> [What the task asks]: The reply must reproduce each line below exactly.

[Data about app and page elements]

>>>>

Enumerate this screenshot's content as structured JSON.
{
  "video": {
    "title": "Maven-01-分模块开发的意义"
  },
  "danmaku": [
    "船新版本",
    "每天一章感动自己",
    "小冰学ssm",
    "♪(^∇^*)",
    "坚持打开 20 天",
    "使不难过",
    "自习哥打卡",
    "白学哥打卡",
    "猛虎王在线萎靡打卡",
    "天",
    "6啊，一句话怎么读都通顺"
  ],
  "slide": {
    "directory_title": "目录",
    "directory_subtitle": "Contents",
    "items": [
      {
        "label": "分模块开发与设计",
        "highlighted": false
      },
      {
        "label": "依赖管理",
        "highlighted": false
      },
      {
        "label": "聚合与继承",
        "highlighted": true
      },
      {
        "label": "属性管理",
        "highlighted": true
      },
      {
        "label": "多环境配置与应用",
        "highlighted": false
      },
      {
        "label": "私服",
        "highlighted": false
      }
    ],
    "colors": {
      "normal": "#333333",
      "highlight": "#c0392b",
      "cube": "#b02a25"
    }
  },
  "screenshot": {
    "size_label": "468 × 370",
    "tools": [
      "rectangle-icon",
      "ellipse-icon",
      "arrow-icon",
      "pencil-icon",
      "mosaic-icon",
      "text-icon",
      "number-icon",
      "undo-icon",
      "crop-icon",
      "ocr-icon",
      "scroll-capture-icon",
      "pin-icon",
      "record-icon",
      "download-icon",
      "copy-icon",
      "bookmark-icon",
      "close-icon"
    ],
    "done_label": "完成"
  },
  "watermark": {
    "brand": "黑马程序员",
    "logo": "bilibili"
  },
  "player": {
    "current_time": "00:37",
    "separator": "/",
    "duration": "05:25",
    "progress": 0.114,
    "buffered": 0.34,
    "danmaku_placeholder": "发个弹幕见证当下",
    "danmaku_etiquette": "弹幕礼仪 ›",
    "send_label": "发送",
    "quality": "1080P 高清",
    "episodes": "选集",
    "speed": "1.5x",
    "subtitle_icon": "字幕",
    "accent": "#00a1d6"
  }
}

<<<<

> [Solution to this task]:
Enumerate this screenshot's content as structured JSON.
{
  "video": {
    "title": "Maven-01-分模块开发的意义"
  },
  "danmaku": [
    "船新版本",
    "每天一章感动自己",
    "小冰学ssm",
    "♪(^∇^*)",
    "坚持打开 20 天",
    "使不难过",
    "自习哥打卡",
    "白学哥打卡",
    "猛虎王在线萎靡打卡",
    "天",
    "6啊，一句话怎么读都通顺"
  ],
  "slide": {
    "directory_title": "目录",
    "directory_subtitle": "Contents",
    "items": [
      {
        "label": "分模块开发与设计",
        "highlighted": false
      },
      {
        "label": "依赖管理",
        "highlighted": false
      },
      {
        "label": "聚合与继承",
        "highlighted": true
      },
      {
        "label": "属性管理",
        "highlighted": true
      },
      {
        "label": "多环境配置与应用",
        "highlighted": false
      },
      {
        "label": "私服",
        "highlighted": false
      }
    ],
    "colors": {
      "normal": "#333333",
      "highlight": "#c0392b",
      "cube": "#b02a25"
    }
  },
  "screenshot": {
    "size_label": "468 × 370",
    "tools": [
      "rectangle-icon",
      "ellipse-icon",
      "arrow-icon",
      "pencil-icon",
      "mosaic-icon",
      "text-icon",
      "number-icon",
      "undo-icon",
      "crop-icon",
      "ocr-icon",
      "scroll-capture-icon",
      "pin-icon",
      "record-icon",
      "download-icon",
      "copy-icon",
      "bookmark-icon",
      "close-icon"
    ],
    "done_label": "完成"
  },
  "watermark": {
    "brand": "黑马程序员",
    "logo": "bilibili"
  },
  "player": {
    "current_time": "00:37",
    "separator": "/",
    "duration": "05:25",
    "progress": 0.114,
    "buffered": 0.34,
    "danmaku_placeholder": "发个弹幕见证当下",
    "danmaku_etiquette": "弹幕礼仪 ›",
    "send_label": "发送",
    "quality": "1080P 高清",
    "episodes": "选集",
    "speed": "1.5x",
    "subtitle_icon": "字幕",
    "accent": "#00a1d6"
  }
}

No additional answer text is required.